Again, this is what most Christian Church officials will say. Contemporary Gnostics and New Age enthusiasts, however, would probably fire back that dried up and hypocritical Church structures and teachings would get in the way of their finding God, just as much if not more than a few allegedly misguided passages in a non-canonical gospel.
² For a list of these see http://en.wikipedia.org/wiki/Gospel#Non-canonical_gospels
- Gospel of Luke (earthpages.wordpress.com)
- Gospel of Mark (earthpages.wordpress.com)
- Gospel of John (earthpages.wordpress.com)
- Gospel of Matthew (earthpages.wordpress.com)
- Gospel Life (garrettventry.wordpress.com)
- The earliest gospels – Marcion’s gospel (according to P.L. Couchoud) (vridar.wordpress.com)
Although it appears first in the NT, it was written after Mark. Scholars date it from 60-100 CE. This would make it improbable but not impossible that Matthew, himself, wrote it.
Matthew is generally believed to be based on at least two sources: The Gospel of Mark and a hypothesized but entirely undiscovered document simply called “Q” (from the German quelle, meaning “source”).
Papias, said to be Bishop of Hieropolis (60-130 CE), apparently wrote that Matthew kept an account of the life and sayings of Christ. But Papias’ document has been lost. The early historian Eusebius (260-340 CE), however, mentions Papias’ book, The Sayings of the Lord Explained, which claims that Matthew wrote about Christ in Aramaic.
The Wikipedia entry sums up our current state of knowledge this way:
“Matthew” probably originated in a Jewish-Christian community in Roman Syria towards the end of the 1st century.

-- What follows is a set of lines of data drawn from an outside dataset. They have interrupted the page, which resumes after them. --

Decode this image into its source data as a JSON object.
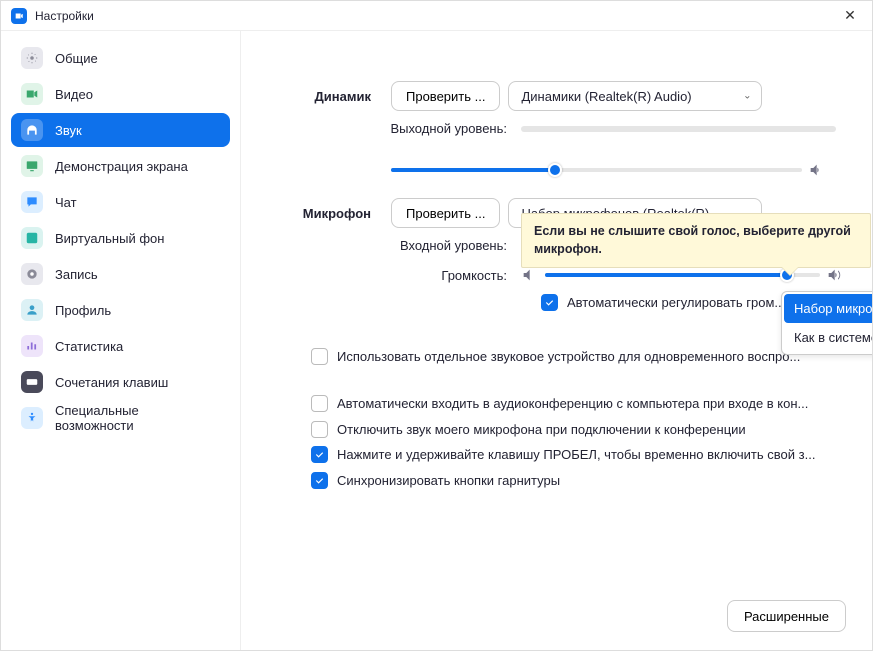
{
  "window": {
    "title": "Настройки"
  },
  "sidebar": {
    "items": [
      {
        "label": "Общие"
      },
      {
        "label": "Видео"
      },
      {
        "label": "Звук"
      },
      {
        "label": "Демонстрация экрана"
      },
      {
        "label": "Чат"
      },
      {
        "label": "Виртуальный фон"
      },
      {
        "label": "Запись"
      },
      {
        "label": "Профиль"
      },
      {
        "label": "Статистика"
      },
      {
        "label": "Сочетания клавиш"
      },
      {
        "label": "Специальные возможности"
      }
    ]
  },
  "speaker": {
    "label": "Динамик",
    "test_label": "Проверить ...",
    "selected": "Динамики (Realtek(R) Audio)",
    "output_level_label": "Выходной уровень:"
  },
  "mic": {
    "label": "Микрофон",
    "test_label": "Проверить ...",
    "selected": "Набор микрофонов (Realtek(R) ...",
    "input_level_label": "Входной уровень:",
    "volume_label": "Громкость:",
    "auto_adjust_label": "Автоматически регулировать гром...",
    "auto_adjust_checked": true,
    "dropdown": {
      "opt1": "Набор микрофонов (Realtek(R) Audio)",
      "opt2": "Как в системе"
    }
  },
  "tooltip": {
    "text": "Если вы не слышите свой голос, выберите другой микрофон."
  },
  "options": {
    "o1": {
      "label": "Использовать отдельное звуковое устройство для одновременного воспро...",
      "checked": false
    },
    "o2": {
      "label": "Автоматически входить в аудиоконференцию с компьютера при входе в кон...",
      "checked": false
    },
    "o3": {
      "label": "Отключить звук моего микрофона при подключении к конференции",
      "checked": false
    },
    "o4": {
      "label": "Нажмите и удерживайте клавишу ПРОБЕЛ, чтобы временно включить свой з...",
      "checked": true
    },
    "o5": {
      "label": "Синхронизировать кнопки гарнитуры",
      "checked": true
    }
  },
  "advanced_label": "Расширенные",
  "volume_percent": 88
}
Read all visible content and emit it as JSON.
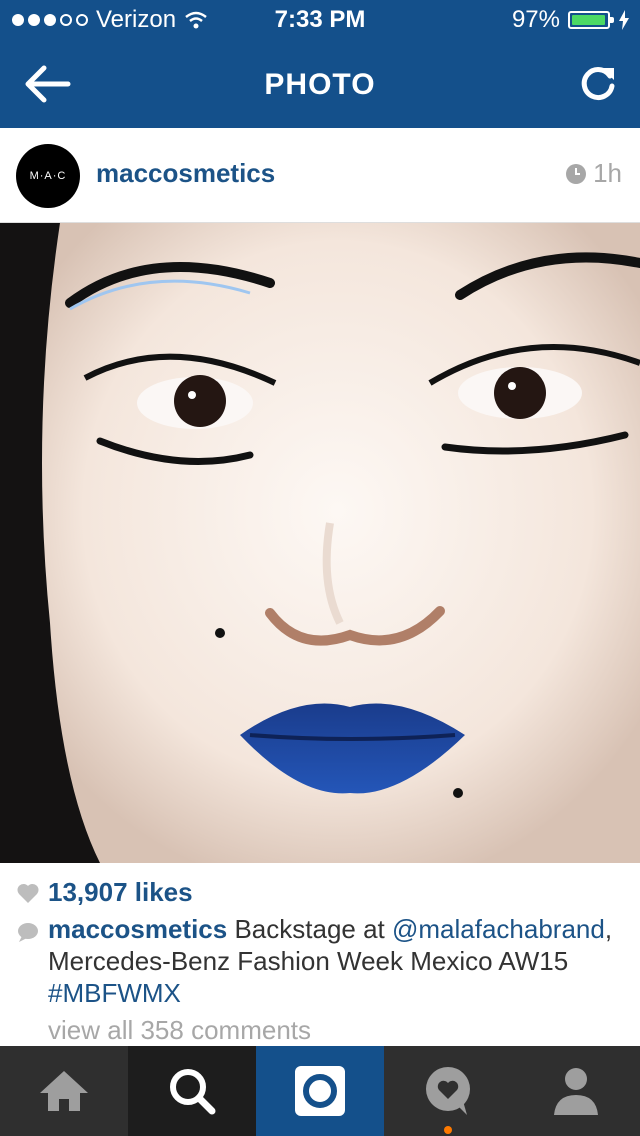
{
  "status_bar": {
    "carrier": "Verizon",
    "time": "7:33 PM",
    "battery_pct": "97%",
    "battery_level": 0.97,
    "signal_bars": 3,
    "signal_max": 5
  },
  "nav": {
    "title": "PHOTO",
    "back_icon": "arrow-left-icon",
    "refresh_icon": "refresh-icon"
  },
  "post": {
    "username": "maccosmetics",
    "avatar_text": "M·A·C",
    "time_ago": "1h",
    "photo_description_icon": "portrait-photo"
  },
  "engagement": {
    "likes": "13,907 likes",
    "caption_user": "maccosmetics",
    "caption_text_1": " Backstage at ",
    "caption_mention": "@malafachabrand",
    "caption_text_2": ", Mercedes-Benz Fashion Week Mexico AW15 ",
    "caption_hashtag": "#MBFWMX",
    "view_comments": "view all 358 comments"
  },
  "tabbar": {
    "items": [
      {
        "name": "home",
        "icon": "home-icon"
      },
      {
        "name": "search",
        "icon": "search-icon"
      },
      {
        "name": "camera",
        "icon": "camera-icon"
      },
      {
        "name": "activity",
        "icon": "heart-bubble-icon"
      },
      {
        "name": "profile",
        "icon": "person-icon"
      }
    ]
  },
  "colors": {
    "header": "#14508b",
    "link": "#1c5387",
    "tabbar": "#2f2f2f",
    "battery": "#4cd964",
    "notification": "#ff7a00"
  }
}
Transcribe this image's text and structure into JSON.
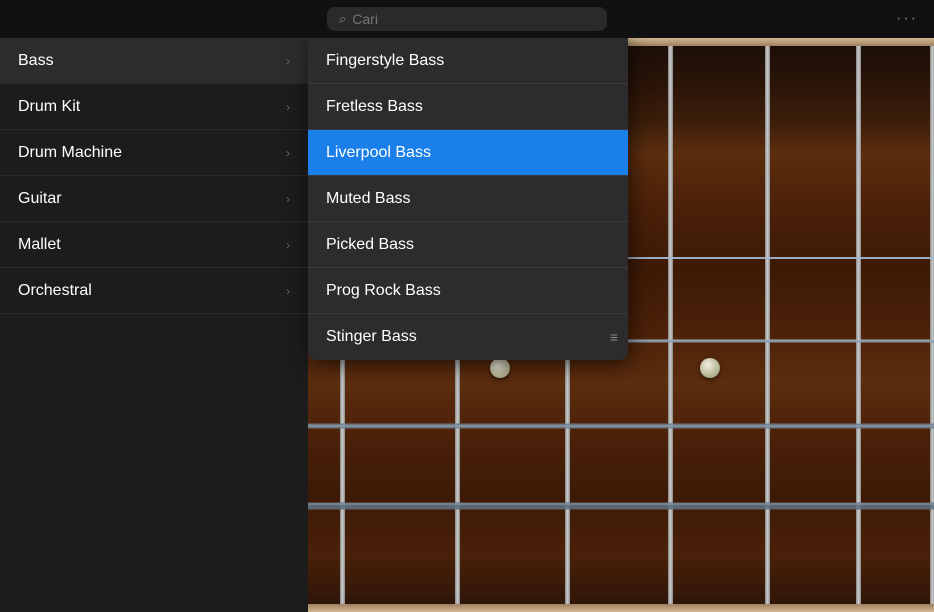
{
  "topbar": {
    "search_placeholder": "Cari",
    "menu_icon": "≡"
  },
  "sidebar": {
    "items": [
      {
        "label": "Bass",
        "active": true,
        "hasSubmenu": true
      },
      {
        "label": "Drum Kit",
        "active": false,
        "hasSubmenu": true
      },
      {
        "label": "Drum Machine",
        "active": false,
        "hasSubmenu": true
      },
      {
        "label": "Guitar",
        "active": false,
        "hasSubmenu": true
      },
      {
        "label": "Mallet",
        "active": false,
        "hasSubmenu": true
      },
      {
        "label": "Orchestral",
        "active": false,
        "hasSubmenu": true
      }
    ]
  },
  "dropdown": {
    "items": [
      {
        "label": "Fingerstyle Bass",
        "selected": false
      },
      {
        "label": "Fretless Bass",
        "selected": false
      },
      {
        "label": "Liverpool Bass",
        "selected": true
      },
      {
        "label": "Muted Bass",
        "selected": false
      },
      {
        "label": "Picked Bass",
        "selected": false
      },
      {
        "label": "Prog Rock Bass",
        "selected": false
      },
      {
        "label": "Stinger Bass",
        "selected": false
      }
    ]
  },
  "icons": {
    "search": "🔍",
    "chevron_right": "›",
    "menu": "···"
  }
}
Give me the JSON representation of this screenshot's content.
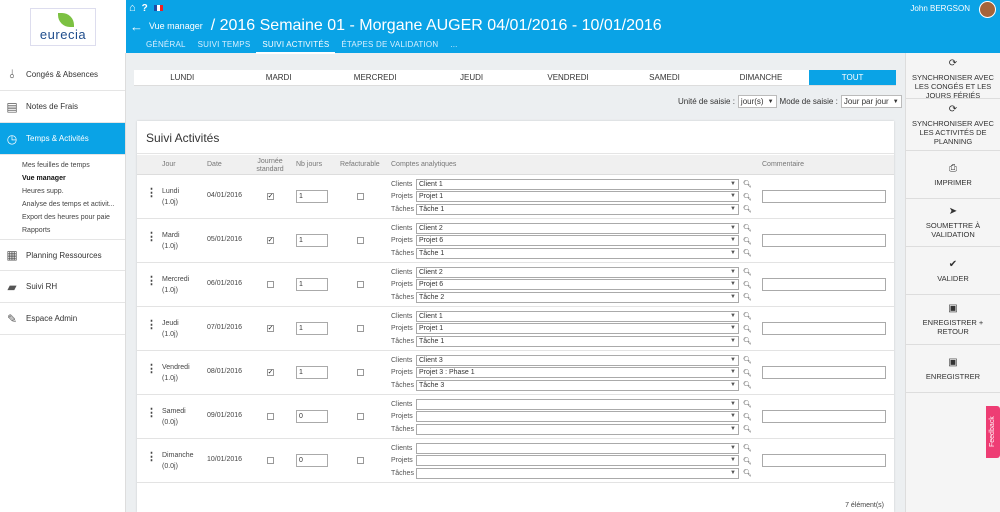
{
  "header": {
    "user_name": "John BERGSON",
    "back_label": "Vue manager",
    "title": "/ 2016 Semaine 01 - Morgane AUGER 04/01/2016 - 10/01/2016",
    "tabs": [
      "GÉNÉRAL",
      "SUIVI TEMPS",
      "SUIVI ACTIVITÉS",
      "ÉTAPES DE VALIDATION",
      "..."
    ]
  },
  "logo": {
    "text": "eurecia"
  },
  "sidebar": {
    "items": [
      {
        "label": "Congés & Absences",
        "icon": "flip-flops-icon"
      },
      {
        "label": "Notes de Frais",
        "icon": "receipt-icon"
      },
      {
        "label": "Temps & Activités",
        "icon": "clock-icon"
      },
      {
        "label": "Planning Ressources",
        "icon": "calendar-icon"
      },
      {
        "label": "Suivi RH",
        "icon": "folder-icon"
      },
      {
        "label": "Espace Admin",
        "icon": "wrench-icon"
      }
    ],
    "sub_items": [
      "Mes feuilles de temps",
      "Vue manager",
      "Heures supp.",
      "Analyse des temps et activit...",
      "Export des heures pour paie",
      "Rapports"
    ]
  },
  "days": [
    "LUNDI",
    "MARDI",
    "MERCREDI",
    "JEUDI",
    "VENDREDI",
    "SAMEDI",
    "DIMANCHE",
    "TOUT"
  ],
  "saisie": {
    "unite_label": "Unité de saisie :",
    "unite_value": "jour(s)",
    "mode_label": "Mode de saisie :",
    "mode_value": "Jour par jour"
  },
  "card": {
    "title": "Suivi Activités",
    "headers": {
      "jour": "Jour",
      "date": "Date",
      "journee": "Journée standard",
      "nb": "Nb jours",
      "refact": "Refacturable",
      "comptes": "Comptes analytiques",
      "commentaire": "Commentaire"
    },
    "account_labels": {
      "clients": "Clients",
      "projets": "Projets",
      "taches": "Tâches"
    },
    "count": "7 élément(s)"
  },
  "rows": [
    {
      "day": "Lundi",
      "sub": "(1.0j)",
      "date": "04/01/2016",
      "standard": true,
      "nb": "1",
      "client": "Client 1",
      "projet": "Projet 1",
      "tache": "Tâche 1"
    },
    {
      "day": "Mardi",
      "sub": "(1.0j)",
      "date": "05/01/2016",
      "standard": true,
      "nb": "1",
      "client": "Client 2",
      "projet": "Projet 6",
      "tache": "Tâche 1"
    },
    {
      "day": "Mercredi",
      "sub": "(1.0j)",
      "date": "06/01/2016",
      "standard": false,
      "nb": "1",
      "client": "Client 2",
      "projet": "Projet 6",
      "tache": "Tâche 2"
    },
    {
      "day": "Jeudi",
      "sub": "(1.0j)",
      "date": "07/01/2016",
      "standard": true,
      "nb": "1",
      "client": "Client 1",
      "projet": "Projet 1",
      "tache": "Tâche 1"
    },
    {
      "day": "Vendredi",
      "sub": "(1.0j)",
      "date": "08/01/2016",
      "standard": true,
      "nb": "1",
      "client": "Client 3",
      "projet": "Projet 3 : Phase 1",
      "tache": "Tâche 3"
    },
    {
      "day": "Samedi",
      "sub": "(0.0j)",
      "date": "09/01/2016",
      "standard": false,
      "nb": "0",
      "client": "",
      "projet": "",
      "tache": ""
    },
    {
      "day": "Dimanche",
      "sub": "(0.0j)",
      "date": "10/01/2016",
      "standard": false,
      "nb": "0",
      "client": "",
      "projet": "",
      "tache": ""
    }
  ],
  "actions": [
    {
      "label": "SYNCHRONISER AVEC LES CONGÉS ET LES JOURS FÉRIÉS",
      "icon": "refresh-icon"
    },
    {
      "label": "SYNCHRONISER AVEC LES ACTIVITÉS DE PLANNING",
      "icon": "refresh-icon"
    },
    {
      "label": "IMPRIMER",
      "icon": "print-icon"
    },
    {
      "label": "SOUMETTRE À VALIDATION",
      "icon": "send-icon"
    },
    {
      "label": "VALIDER",
      "icon": "check-icon"
    },
    {
      "label": "ENREGISTRER + RETOUR",
      "icon": "save-icon"
    },
    {
      "label": "ENREGISTRER",
      "icon": "save-icon"
    }
  ],
  "feedback": "Feedback"
}
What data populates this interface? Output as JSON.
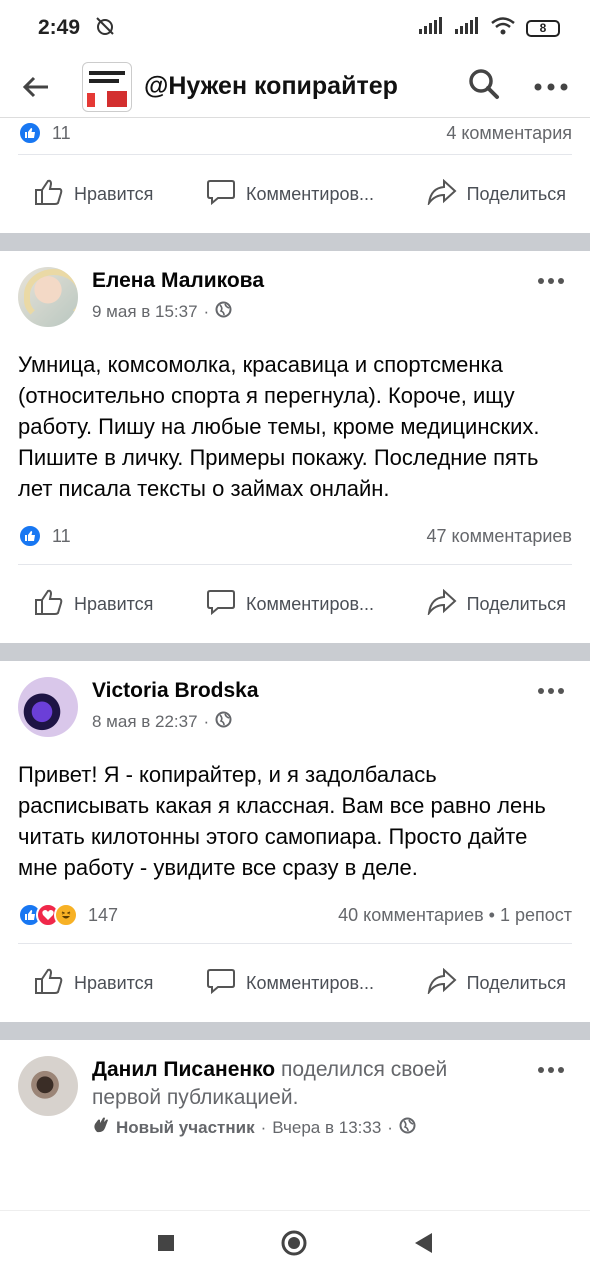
{
  "status_bar": {
    "time": "2:49",
    "battery": "8"
  },
  "header": {
    "title": "@Нужен копирайтер",
    "logo_text": "УИДЕЛИ"
  },
  "colors": {
    "accent": "#1877f2",
    "text": "#050505",
    "muted": "#65676b",
    "separator": "#c9ccd1"
  },
  "posts": [
    {
      "reactions_count": "11",
      "comments": "4 комментария",
      "actions": {
        "like": "Нравится",
        "comment": "Комментиров...",
        "share": "Поделиться"
      }
    },
    {
      "author": "Елена Маликова",
      "time": "9 мая в 15:37",
      "text": "Умница, комсомолка, красавица и спортсменка (относительно спорта я перегнула). Короче, ищу работу. Пишу на любые темы, кроме медицинских. Пишите в личку. Примеры покажу. Последние пять лет писала тексты о займах онлайн.",
      "reactions_count": "11",
      "comments": "47 комментариев",
      "actions": {
        "like": "Нравится",
        "comment": "Комментиров...",
        "share": "Поделиться"
      }
    },
    {
      "author": "Victoria Brodska",
      "time": "8 мая в 22:37",
      "text": "Привет! Я - копирайтер, и я задолбалась расписывать какая я классная. Вам все равно лень читать килотонны этого самопиара. Просто дайте мне работу -  увидите все сразу в деле.",
      "reactions_count": "147",
      "comments": "40 комментариев • 1 репост",
      "actions": {
        "like": "Нравится",
        "comment": "Комментиров...",
        "share": "Поделиться"
      }
    },
    {
      "author": "Данил Писаненко",
      "shared_text": "поделился своей первой публикацией.",
      "badge": "Новый участник",
      "time": "Вчера в 13:33"
    }
  ],
  "icons": [
    "back-arrow-icon",
    "search-icon",
    "more-icon",
    "like-icon",
    "comment-icon",
    "share-icon",
    "globe-icon",
    "wave-icon",
    "stop-icon",
    "home-icon",
    "back-icon"
  ]
}
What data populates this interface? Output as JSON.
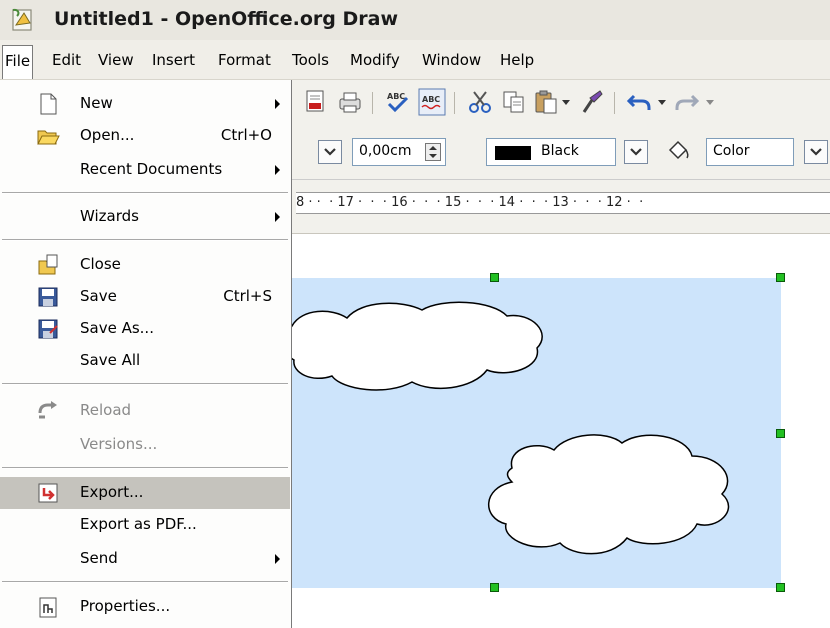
{
  "window": {
    "title": "Untitled1 - OpenOffice.org Draw",
    "app_icon": "openoffice-draw-icon"
  },
  "menubar": {
    "items": [
      {
        "label": "File",
        "active": true
      },
      {
        "label": "Edit"
      },
      {
        "label": "View"
      },
      {
        "label": "Insert"
      },
      {
        "label": "Format"
      },
      {
        "label": "Tools"
      },
      {
        "label": "Modify"
      },
      {
        "label": "Window"
      },
      {
        "label": "Help"
      }
    ]
  },
  "toolbar": {
    "line_width_value": "0,00cm",
    "line_color_value": "Black",
    "area_style_value": "Color"
  },
  "ruler": {
    "text": "8 · ·  · 17 ·  ·  · 16 ·  ·  · 15 ·  ·  · 14 ·  ·  · 13 ·  ·  · 12 ·  ·"
  },
  "file_menu": {
    "items": {
      "new": {
        "label": "New",
        "icon": "new-document-icon",
        "submenu": true
      },
      "open": {
        "label": "Open...",
        "shortcut": "Ctrl+O",
        "icon": "open-folder-icon"
      },
      "recent": {
        "label": "Recent Documents",
        "submenu": true
      },
      "wizards": {
        "label": "Wizards",
        "submenu": true
      },
      "close": {
        "label": "Close",
        "icon": "close-document-icon"
      },
      "save": {
        "label": "Save",
        "shortcut": "Ctrl+S",
        "icon": "save-icon"
      },
      "save_as": {
        "label": "Save As...",
        "icon": "save-as-icon"
      },
      "save_all": {
        "label": "Save All"
      },
      "reload": {
        "label": "Reload",
        "icon": "reload-icon",
        "disabled": true
      },
      "versions": {
        "label": "Versions...",
        "disabled": true
      },
      "export": {
        "label": "Export...",
        "icon": "export-icon",
        "highlighted": true
      },
      "export_pdf": {
        "label": "Export as PDF..."
      },
      "send": {
        "label": "Send",
        "submenu": true
      },
      "properties": {
        "label": "Properties...",
        "icon": "properties-icon"
      }
    }
  },
  "colors": {
    "menu_highlight": "#c5c3bd",
    "drawing_fill": "#cde4fb",
    "handle": "#22c022"
  }
}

The anonymous author probably drew on a number of sources, including the Gospel of Mark, the sayings collection known as the Q source, and material unique to his own community, as well as his own experience.¹
Regardless of who wrote it and how, Matthew tells us about the life, death and resurrection of Jesus Christ.
- What Matthew wrote and what did not? – Gary Cottrell’s overview (nomorefear.wordpress.com)
- Who Wrote the Oldest Gospel? Hint: The One Apostle Who Owned Ink and Parchment (cantuar.blogspot.com)
- Introduction To Gospel of Matthew: By Dr.WR ‘Dick’ Lockhart (chaplaingary.wordpress.com)
- Why Christ rose from the dead in four different ways (vridar.wordpress.com)
- Matthew 1:1-1 Posted By DR. WR “Dick” Lockhart (chaplaingary.wordpress.com)
Most scholars say that Mark is the oldest of the three synoptic gospels, written around 65-70 CE.
Its authorship is uncertain. A Papias, the Bishop of Heirapolis (60-130 CE) wrote that Mark had written an account based on St. Peter‘s memory of the life and sayings of Christ. But modern scholars only agree that it was probably written in Syria by an unknown Christian.
Mark deals with the life and teachings of Jesus from the time of his baptism by John the Baptist to his Ascention. Many of the specific events recorded in Mark, however, were not necessarily written in the actual order that they occurred. And it tends to concentrate on the last week of Jesus’ life, from his ride into Jerusalem to his death.
- Whose is Mark’s Gospel? (smoodock45.wordpress.com)
- Earliest Manuscript of the Gospel of Mark Validates Earl Doherty (vridar.wordpress.com)
- First-Century Manuscript of the Gospel of Mark (xcntrik.wordpress.com)
- Who Wrote Mark’s Gospel? (coffeehouseapologetics.wordpress.com)
- The Gospel of St. Mark is the Gospel of St. Peter (newtheologicalmovement.blogspot.com)
- The Action Gospel (prayereverywhere.wordpress.com)